The term “Zero Net Energy” (ZNE) is new to many. Generally, it applies to homes which produce all (or more!) of the energy that they consume on an annual basis. Consider that residential energy usage accounts for approximately 21% of our nation’s energy use. ZNE construction yields incredible benefits to personal finances, enhances local and national economies and protects our environment.
So what does a ZNE home look like? You can’t tell from a drive-by these days. The only clues might be solar hot water or photovoltaic modules on the roof. Here is a quick list of typical components of ZNE homes in the New England region:
- Southern orientation to take advantage of passive solar heating – this alone can reduce energy consumption by over 30%.
- Super-insulated shell or envelope of the home – here is an easy one to remember: 20-40-60! R20 foundation walls, R40 exterior walls, R60 roof or ceiling. This is beyond current building code requirements.

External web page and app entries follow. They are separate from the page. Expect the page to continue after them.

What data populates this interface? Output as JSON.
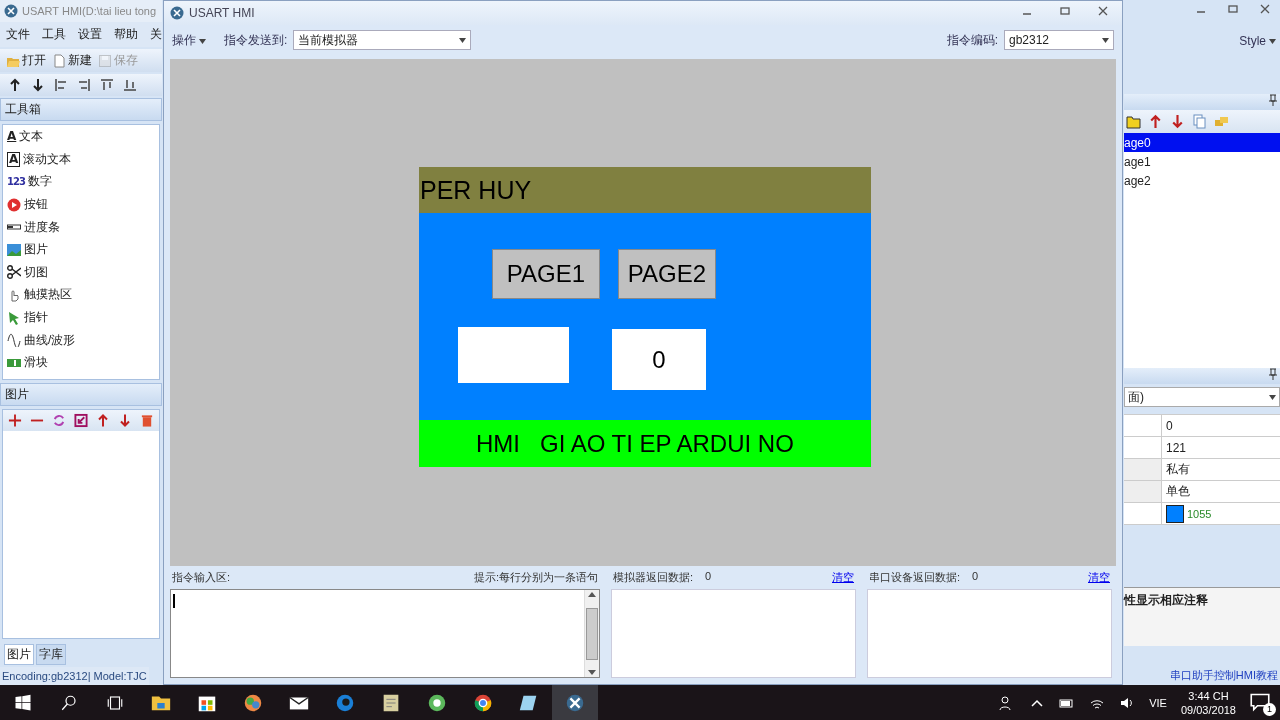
{
  "main_window": {
    "title": "USART HMI(D:\\tai lieu tong",
    "menu": [
      "文件",
      "工具",
      "设置",
      "帮助",
      "关"
    ],
    "toolbar": [
      {
        "label": "打开",
        "kind": "open",
        "disabled": false
      },
      {
        "label": "新建",
        "kind": "new",
        "disabled": false
      },
      {
        "label": "保存",
        "kind": "save",
        "disabled": true
      }
    ],
    "toolbox": {
      "title": "工具箱",
      "items": [
        {
          "label": "文本",
          "kind": "text",
          "glyph": "A"
        },
        {
          "label": "滚动文本",
          "kind": "scroll_text",
          "glyph": "A"
        },
        {
          "label": "数字",
          "kind": "number",
          "glyph": "123"
        },
        {
          "label": "按钮",
          "kind": "button"
        },
        {
          "label": "进度条",
          "kind": "progress"
        },
        {
          "label": "图片",
          "kind": "picture"
        },
        {
          "label": "切图",
          "kind": "crop"
        },
        {
          "label": "触摸热区",
          "kind": "hotspot"
        },
        {
          "label": "指针",
          "kind": "pointer"
        },
        {
          "label": "曲线/波形",
          "kind": "curve"
        },
        {
          "label": "滑块",
          "kind": "slider"
        }
      ]
    },
    "pictures": {
      "title": "图片"
    },
    "bottom_tabs": [
      {
        "label": "图片",
        "selected": true
      },
      {
        "label": "字库",
        "selected": false
      }
    ],
    "status_bar": "Encoding:gb2312| Model:TJC",
    "style_menu": "Style",
    "pages": [
      {
        "label": "age0",
        "selected": true
      },
      {
        "label": "age1",
        "selected": false
      },
      {
        "label": "age2",
        "selected": false
      }
    ],
    "properties": {
      "dropdown": "面)",
      "rows": [
        {
          "value": "0",
          "kind": "text"
        },
        {
          "value": "121",
          "kind": "text"
        },
        {
          "value": "私有",
          "kind": "grey"
        },
        {
          "value": "单色",
          "kind": "grey"
        },
        {
          "value": "1055",
          "kind": "color",
          "color": "#0080ff"
        }
      ]
    },
    "description": "性显示相应注释",
    "right_status": "串口助手控制HMI教程"
  },
  "simulator": {
    "title": "USART HMI",
    "operate_menu": "操作",
    "send_to_label": "指令发送到:",
    "send_to": "当前模拟器",
    "encoding_label": "指令编码:",
    "encoding": "gb2312",
    "screen": {
      "header": "PER HUY",
      "buttons": [
        "PAGE1",
        "PAGE2"
      ],
      "number": "0",
      "footer": "HMI   GI AO TI EP ARDUI NO"
    },
    "input_label": "指令输入区:",
    "hint": "提示:每行分别为一条语句",
    "sim_return_label": "模拟器返回数据:",
    "sim_return_count": "0",
    "device_return_label": "串口设备返回数据:",
    "device_return_count": "0",
    "clear": [
      "清空",
      "清空"
    ]
  },
  "taskbar": {
    "apps": [
      {
        "kind": "explorer",
        "selected": false
      },
      {
        "kind": "store",
        "selected": false
      },
      {
        "kind": "paint",
        "selected": false
      },
      {
        "kind": "mail",
        "selected": false
      },
      {
        "kind": "edge",
        "selected": false
      },
      {
        "kind": "notes",
        "selected": false
      },
      {
        "kind": "ring",
        "selected": false
      },
      {
        "kind": "chrome",
        "selected": false
      },
      {
        "kind": "pad",
        "selected": false
      },
      {
        "kind": "hmi",
        "selected": true
      }
    ],
    "language": "VIE",
    "time": "3:44 CH",
    "date": "09/03/2018",
    "notifications": "1"
  }
}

With this formula, the home will lose very little heat.
- Windows – instead of the R2 insulated glass of the 1970’s, new high performance units can get close to R10.
- Ventilation – since these homes are built tight with little air infiltration, mechanical ventilation is necessary to bring in a controlled fresh air source. In this region, we use Heat Recovery Ventilation units (HRVs) which run on very little electricity. The new mantra: “when you insulate, you ventilate.”
- Size – typically ZNE homes are smaller with less surface area and with more efficient floor plans. Less space to heat allows heating devices to be downsized accordingly.
- Heating – no fossil fuels! Say goodbye to oil & propane tanks! Enter the highly efficient electric heat pump for home heating. These small devices can heat and also cool. Some homes may retain propane for cooking and back-up wood or pellet stoves for heating.
- Power plant – a ZNE home has its own! Solar photovoltaics (PV) produce electricity on the roof and power the lights, appliances and heating/cooling devices.
- Grid tied – no storage batteries needed! Now, with effective net metering rules, these homes can essentially store or bank their excess electricity on the utility grid. Then, at night or on days of little sunlight, they may draw upon the grid as the make-up source.
- Domestic hot water – highly efficient heat pump hot water tanks take advantage of the PV electricity that is being generated on the roof top.
- Lighting and appliances – LEDs and compact fluorescents provide most home lighting. Depending on personal preferences, some folks enjoy the benefits of energy efficient inductive stove top ranges. With this, the propane delivery truck can disappear!
And lastly, the final mechanism is the Zero Net Energy occupant. Without good conservation habits, it is very easy to waste energy in any home. In a nutshell, this is a super insulated electric home with its own environmentally friendly power plant. Now, can you imagine yourself living in such a home? Our planet would certainly appreciate it!
Doug Walker is an energy auditor, home performance contractor and Board member of the Monadnock Sustainability Network whose mission is to promote credible, sustainable/“green” practices in the region.